(photo credit: )
This week, the shekel reached its highest value against the US dollar in almost 10 years, at about NIS 3.78 to the dollar. The seemingly relentless rise of the Israeli currency was interrupted Thursday afternoon when Bank Hapoalim shocked the local market by announcing another massive write-off of securitized American loans that it had unwisely invested in (so-called subprime, although that's inaccurate). This hit Hapaolim's share price for six, sent the whole Tel Aviv Stock Exchange south and caused the dollar to gain three agorot against the shekel in an hour - and to lose them again in the next hour.
But the total potential losses of all the Israeli banks together are insufficient to change the larger picture, in which the shekel is rising against all the main currencies - and is likely to continue to do so, at least for the near term. The shekel's rise reflects that the "strong fundamentals" of the Israeli economy - the rate of GDP growth, the balance of payments surplus and the negligible budget deficit - are far superior to those of the US, the UK and most other developed economies. If that wasn't reason enough, Israeli interest rates are climbing, because inflation is rising. But in the US and the UK interest rates are falling - and they are likely to fall in the euro zone too, within a few months, as the slowdown in the European economy intensifies. Interest rate differentials are a key driving force of short-term capital flows, in this case into Israel.
It is difficult for many Israelis to grasp the idea that their economy has become a "surplus" economy with strong fundamentals. For 50 years, economic weakness was the norm and was regarded as a fact of Israeli life. As recently as five years ago, a central tenet of the accepted wisdom in Israeli government and political circles, as well as in the media, was that there could be no sustained economic growth in Israel without clear and ongoing progress in the Middle East peace process. Yet we are now completing the fifth successive year of growth and the fourth of rapid growth, without any peace process, but with a war, a security fence and a possible withdrawal.

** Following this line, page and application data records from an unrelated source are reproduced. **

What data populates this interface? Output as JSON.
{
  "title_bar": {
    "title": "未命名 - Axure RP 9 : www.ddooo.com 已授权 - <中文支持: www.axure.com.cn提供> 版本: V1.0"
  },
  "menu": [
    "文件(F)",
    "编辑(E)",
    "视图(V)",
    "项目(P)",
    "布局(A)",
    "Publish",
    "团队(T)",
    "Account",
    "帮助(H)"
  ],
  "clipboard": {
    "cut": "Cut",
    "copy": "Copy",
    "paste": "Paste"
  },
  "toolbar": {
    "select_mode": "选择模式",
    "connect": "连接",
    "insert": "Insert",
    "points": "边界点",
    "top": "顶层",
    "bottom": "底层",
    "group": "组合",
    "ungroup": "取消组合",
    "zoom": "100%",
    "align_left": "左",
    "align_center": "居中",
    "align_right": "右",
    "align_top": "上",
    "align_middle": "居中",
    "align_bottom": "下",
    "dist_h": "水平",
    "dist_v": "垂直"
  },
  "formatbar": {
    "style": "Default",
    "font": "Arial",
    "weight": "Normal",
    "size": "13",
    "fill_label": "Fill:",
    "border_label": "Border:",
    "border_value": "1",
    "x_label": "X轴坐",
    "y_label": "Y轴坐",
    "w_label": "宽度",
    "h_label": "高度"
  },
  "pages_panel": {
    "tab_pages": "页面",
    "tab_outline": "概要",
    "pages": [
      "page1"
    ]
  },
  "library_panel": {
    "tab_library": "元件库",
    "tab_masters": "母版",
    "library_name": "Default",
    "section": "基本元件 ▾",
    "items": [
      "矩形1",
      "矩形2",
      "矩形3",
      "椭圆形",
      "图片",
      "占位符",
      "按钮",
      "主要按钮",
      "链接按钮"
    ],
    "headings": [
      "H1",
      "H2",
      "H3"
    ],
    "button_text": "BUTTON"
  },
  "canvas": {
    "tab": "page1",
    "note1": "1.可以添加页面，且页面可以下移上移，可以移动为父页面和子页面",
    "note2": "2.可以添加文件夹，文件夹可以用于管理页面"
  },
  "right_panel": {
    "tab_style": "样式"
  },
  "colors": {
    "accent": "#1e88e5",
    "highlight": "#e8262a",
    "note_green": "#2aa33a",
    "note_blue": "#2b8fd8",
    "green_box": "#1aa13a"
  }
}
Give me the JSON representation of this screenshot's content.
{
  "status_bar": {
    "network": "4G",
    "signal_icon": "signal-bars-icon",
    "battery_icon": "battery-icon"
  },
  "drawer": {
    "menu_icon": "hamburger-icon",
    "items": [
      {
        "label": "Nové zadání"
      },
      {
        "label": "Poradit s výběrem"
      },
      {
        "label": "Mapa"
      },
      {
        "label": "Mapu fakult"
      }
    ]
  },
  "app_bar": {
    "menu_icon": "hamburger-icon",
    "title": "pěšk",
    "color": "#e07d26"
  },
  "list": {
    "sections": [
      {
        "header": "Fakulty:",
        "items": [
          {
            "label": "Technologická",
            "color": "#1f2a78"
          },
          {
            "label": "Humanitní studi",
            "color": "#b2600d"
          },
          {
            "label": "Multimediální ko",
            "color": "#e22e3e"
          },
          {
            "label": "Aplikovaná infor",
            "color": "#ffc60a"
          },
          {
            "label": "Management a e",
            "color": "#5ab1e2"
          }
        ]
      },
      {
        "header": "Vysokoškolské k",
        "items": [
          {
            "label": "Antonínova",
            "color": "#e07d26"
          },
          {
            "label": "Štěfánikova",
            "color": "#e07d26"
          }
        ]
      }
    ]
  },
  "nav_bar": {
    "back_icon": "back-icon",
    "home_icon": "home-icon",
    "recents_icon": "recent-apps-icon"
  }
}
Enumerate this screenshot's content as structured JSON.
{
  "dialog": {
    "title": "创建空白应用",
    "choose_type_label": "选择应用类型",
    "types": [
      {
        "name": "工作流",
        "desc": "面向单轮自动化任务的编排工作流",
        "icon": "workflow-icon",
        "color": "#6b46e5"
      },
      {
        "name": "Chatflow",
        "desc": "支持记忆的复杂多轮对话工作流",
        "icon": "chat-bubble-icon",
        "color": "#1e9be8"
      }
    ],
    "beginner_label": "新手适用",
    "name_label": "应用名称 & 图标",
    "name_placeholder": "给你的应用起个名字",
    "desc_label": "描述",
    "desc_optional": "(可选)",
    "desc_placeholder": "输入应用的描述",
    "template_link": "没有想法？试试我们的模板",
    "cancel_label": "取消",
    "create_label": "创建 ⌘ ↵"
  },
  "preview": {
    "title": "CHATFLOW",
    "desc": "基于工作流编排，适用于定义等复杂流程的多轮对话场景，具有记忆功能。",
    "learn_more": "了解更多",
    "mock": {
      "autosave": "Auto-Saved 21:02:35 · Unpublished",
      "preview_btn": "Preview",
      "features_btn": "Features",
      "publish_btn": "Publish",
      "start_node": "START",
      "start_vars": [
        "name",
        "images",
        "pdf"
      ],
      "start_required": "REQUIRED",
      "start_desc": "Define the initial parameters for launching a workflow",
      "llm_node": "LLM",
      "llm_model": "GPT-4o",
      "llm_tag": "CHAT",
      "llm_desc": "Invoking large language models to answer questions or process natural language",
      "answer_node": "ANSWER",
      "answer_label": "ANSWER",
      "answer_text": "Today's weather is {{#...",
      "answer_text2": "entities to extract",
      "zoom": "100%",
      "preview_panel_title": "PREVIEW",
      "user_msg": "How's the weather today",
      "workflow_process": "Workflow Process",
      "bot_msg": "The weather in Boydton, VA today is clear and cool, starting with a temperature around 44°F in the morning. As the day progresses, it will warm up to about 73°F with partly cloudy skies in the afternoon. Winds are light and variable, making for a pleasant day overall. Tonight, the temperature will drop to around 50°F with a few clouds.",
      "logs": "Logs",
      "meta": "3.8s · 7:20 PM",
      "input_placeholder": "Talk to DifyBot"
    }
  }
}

The left-wing mantra has been proven utterly baseless, but the right-wing parties have nothing to crow about, because the governments that delivered this unprecedented run of economic success have been led by their pet hates, Sharon and Olmert, on whom they believe Heaven should have vented its wrath, not showered its blessing.
It may be no consolation to frustrated right-wingers, but nothing in Israel's recent economic achievements is unique. Many developing countries, both in East Asia and in South America, have undergone a macroeconomic metamorphosis similar to Israel's - from running large deficits and suffering chronic instability to running surpluses and enjoying financial stability, while achieving high growth rates. In most cases - think Russia and Argentina - the change has been facilitated by the commodity boom. But countries like South Korea, Taiwan and of course China and India have managed - like Israel - to grow strongly despite, not because of, the rise in the price of energy, grains and metals.
Even so, few countries have achieved the degree of financial stability that has characterized Israel for the last two to three years, and even the Second Lebanon War could not disrupt that. This has found expression in a currency gaining value not just against the dollar, but even against the euro.
One country that has matched Israel in this respect is Egypt. But you would never read about that in the Israeli press, which is largely unaware that Arab countries have economies at all. Not all Arab countries, however, are family-owned oil companies with flags and airlines.
How long can the shekel's rise continue? No trend lasts forever, but picking tops and bottoms is almost impossible. Nevertheless, the shekel, sooner or later, is bound to bump into at least one of two potential developments that will weaken it. The more obvious one is that of geopolitical risk - another campaign in Lebanon, a crisis with Iran, or some other Israel-specific problem that could impact the currency, at least in the short term. That this didn't happen in the summer of 2006 is no guarantee that it can't or won't happen in the future.
The other factor is global. The relative strength of the emerging markets is unlikely to hold up for long, if indeed both the US and European economies sink into recession. The belief that China and India can "uncouple" from the developed economies is, for the moment at least, an illusion. By the second half of 2008, if the developed economies are not improving, the developing ones can be expected to deteriorate, taking their currencies - including the shekel - with them.